Now I think the court’s emphasis on the integrity of the fact-finding process is merely and often articulated aspect of its general concern that any conviction be the product of a fundamentally fair proceeding.

I do not think that the court necessarily only means, it's very important that they are protecting against the risk of the conviction of the innocent.

Now I would cite the Court to its case in the Witherspoon v. Illinois where the Court refused to find that the jury selection standards in that case which excluded the jurors who were opposed to capital punishment from the jury.

The Court refused to find that that’s substantially increased the risk of conviction and yet the court -- conviction of the innocent and yet the court went on to find that the integrity of the fact-finding process by which that accused was convicted was necessarily undermined by that process.

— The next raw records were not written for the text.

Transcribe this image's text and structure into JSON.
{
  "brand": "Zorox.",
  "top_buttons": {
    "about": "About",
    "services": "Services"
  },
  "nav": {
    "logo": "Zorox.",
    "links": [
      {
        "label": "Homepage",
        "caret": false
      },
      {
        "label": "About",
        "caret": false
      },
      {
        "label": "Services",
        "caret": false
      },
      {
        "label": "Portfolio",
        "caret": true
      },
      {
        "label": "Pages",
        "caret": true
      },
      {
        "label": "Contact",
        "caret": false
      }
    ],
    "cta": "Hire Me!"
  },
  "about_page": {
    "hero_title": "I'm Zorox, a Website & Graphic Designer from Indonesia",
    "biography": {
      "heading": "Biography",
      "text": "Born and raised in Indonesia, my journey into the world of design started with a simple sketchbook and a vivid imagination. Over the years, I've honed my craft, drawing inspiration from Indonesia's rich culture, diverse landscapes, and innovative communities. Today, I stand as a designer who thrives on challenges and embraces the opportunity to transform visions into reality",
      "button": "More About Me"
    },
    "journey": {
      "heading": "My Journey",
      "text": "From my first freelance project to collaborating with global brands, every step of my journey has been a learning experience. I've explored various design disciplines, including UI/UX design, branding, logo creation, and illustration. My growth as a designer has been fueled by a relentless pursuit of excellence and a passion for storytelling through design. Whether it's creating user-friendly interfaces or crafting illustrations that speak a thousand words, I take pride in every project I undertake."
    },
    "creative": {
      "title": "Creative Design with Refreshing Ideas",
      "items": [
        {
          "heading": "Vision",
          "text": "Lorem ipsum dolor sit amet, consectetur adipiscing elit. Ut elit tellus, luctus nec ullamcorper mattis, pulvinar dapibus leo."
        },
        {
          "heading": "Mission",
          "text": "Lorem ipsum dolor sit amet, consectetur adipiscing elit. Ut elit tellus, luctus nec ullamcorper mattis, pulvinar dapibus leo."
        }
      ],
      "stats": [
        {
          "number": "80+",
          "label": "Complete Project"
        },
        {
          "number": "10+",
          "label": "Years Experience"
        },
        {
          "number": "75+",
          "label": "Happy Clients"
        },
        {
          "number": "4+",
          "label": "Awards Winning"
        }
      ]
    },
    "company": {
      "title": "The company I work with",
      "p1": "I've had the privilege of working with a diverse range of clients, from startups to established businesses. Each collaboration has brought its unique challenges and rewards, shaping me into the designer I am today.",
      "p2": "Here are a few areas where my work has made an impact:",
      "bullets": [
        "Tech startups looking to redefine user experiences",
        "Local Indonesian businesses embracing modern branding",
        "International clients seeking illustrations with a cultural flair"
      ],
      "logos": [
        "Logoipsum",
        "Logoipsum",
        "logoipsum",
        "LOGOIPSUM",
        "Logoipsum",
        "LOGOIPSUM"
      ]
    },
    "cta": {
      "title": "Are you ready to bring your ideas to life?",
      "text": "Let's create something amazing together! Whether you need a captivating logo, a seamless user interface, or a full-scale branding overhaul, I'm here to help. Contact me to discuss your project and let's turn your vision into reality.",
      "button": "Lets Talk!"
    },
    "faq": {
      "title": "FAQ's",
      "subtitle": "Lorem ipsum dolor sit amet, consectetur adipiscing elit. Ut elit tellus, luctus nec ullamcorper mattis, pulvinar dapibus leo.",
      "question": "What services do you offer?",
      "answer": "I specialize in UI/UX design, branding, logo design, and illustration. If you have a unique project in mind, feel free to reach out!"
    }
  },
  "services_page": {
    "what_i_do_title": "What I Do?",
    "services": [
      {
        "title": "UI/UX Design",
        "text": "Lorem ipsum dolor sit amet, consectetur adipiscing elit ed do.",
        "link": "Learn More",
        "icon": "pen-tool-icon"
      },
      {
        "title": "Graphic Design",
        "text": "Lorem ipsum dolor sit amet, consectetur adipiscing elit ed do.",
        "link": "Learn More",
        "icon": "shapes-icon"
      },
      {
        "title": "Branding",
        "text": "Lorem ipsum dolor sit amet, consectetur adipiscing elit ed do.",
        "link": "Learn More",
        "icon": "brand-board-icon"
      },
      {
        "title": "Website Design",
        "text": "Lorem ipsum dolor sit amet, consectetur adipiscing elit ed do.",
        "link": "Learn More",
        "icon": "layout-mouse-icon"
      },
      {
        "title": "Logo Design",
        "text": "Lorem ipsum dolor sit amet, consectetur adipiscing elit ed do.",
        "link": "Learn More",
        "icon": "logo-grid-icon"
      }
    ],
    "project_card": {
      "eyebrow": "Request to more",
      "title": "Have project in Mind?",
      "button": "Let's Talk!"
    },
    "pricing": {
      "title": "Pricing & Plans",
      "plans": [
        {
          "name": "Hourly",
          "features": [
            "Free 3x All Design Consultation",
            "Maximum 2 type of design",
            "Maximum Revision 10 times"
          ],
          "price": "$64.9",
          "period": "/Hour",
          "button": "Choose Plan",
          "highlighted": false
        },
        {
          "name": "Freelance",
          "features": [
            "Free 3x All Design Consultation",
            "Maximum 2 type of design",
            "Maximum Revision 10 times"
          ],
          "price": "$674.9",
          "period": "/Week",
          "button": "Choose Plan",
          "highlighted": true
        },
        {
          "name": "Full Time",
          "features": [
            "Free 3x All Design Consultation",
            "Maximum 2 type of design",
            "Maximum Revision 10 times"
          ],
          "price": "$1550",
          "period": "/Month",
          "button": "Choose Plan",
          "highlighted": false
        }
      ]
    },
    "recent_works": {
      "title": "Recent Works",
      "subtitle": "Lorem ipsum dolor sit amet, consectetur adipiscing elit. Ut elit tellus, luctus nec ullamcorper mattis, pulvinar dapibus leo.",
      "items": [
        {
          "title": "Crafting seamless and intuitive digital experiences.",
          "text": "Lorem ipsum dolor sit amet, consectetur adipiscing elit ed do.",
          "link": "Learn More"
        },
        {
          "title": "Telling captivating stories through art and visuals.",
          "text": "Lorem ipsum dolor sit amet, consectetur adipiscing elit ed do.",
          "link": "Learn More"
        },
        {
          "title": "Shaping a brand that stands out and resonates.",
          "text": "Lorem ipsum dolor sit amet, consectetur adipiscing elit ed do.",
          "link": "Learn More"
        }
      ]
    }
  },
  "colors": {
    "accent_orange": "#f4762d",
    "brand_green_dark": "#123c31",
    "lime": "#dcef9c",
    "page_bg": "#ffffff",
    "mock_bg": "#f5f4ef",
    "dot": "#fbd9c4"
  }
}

And the court went on to give Witherspoon v. Illinois full retroactive application despite any considerations of reliance by law enforcement authorities or the impact on the administration of justice.

Well, if you prevail on the merits, your retroactivity point is stronger than that, isn’t it? It was tried by tribunal where there’s no business trying it.

Judson W. Detrick:

Yes, Your Honor and I think that is absolutely correct.

Now the respondent --

That is if you prevail?

Judson W. Detrick:

That is correct.

Respondent submits that the case should be given partial retroactive application only and that it should not apply to convictions that became final within the military appellate system prior to this Court’s decision in O’Callahan which was June 2 of 1969.

In part, their position is based upon this Court’s decision in DeStefano v. Woods.

In DeStefano, the Court found that the cases of Duncan v. Louisiana and Bloom v. Illinois, which imposed the jury trial requirements on the States should not be given retroactive application -- general retroactive application.

Now respondent maintains that the same reasoning applies in this case as applied in that case I submit that is not so.

First of all, the Constitutional provision involved in this case, respondent would be saying the Sixth Amendment should not be determinative of the question.

In each case the peculiarities of the decision and substantive decision should be looked at closely.

Now I feel further more that O’Callahan does involve more than DeStefano involve and that O’Callahan involves a determination that the Court has no subject matter jurisdiction.

So it was not the case in DeStefano v. Woods.

Such a determination necessarily as I’ve already pointed out goes to the very heart of the court martial process itself and does infect the integrity of fact-finding process.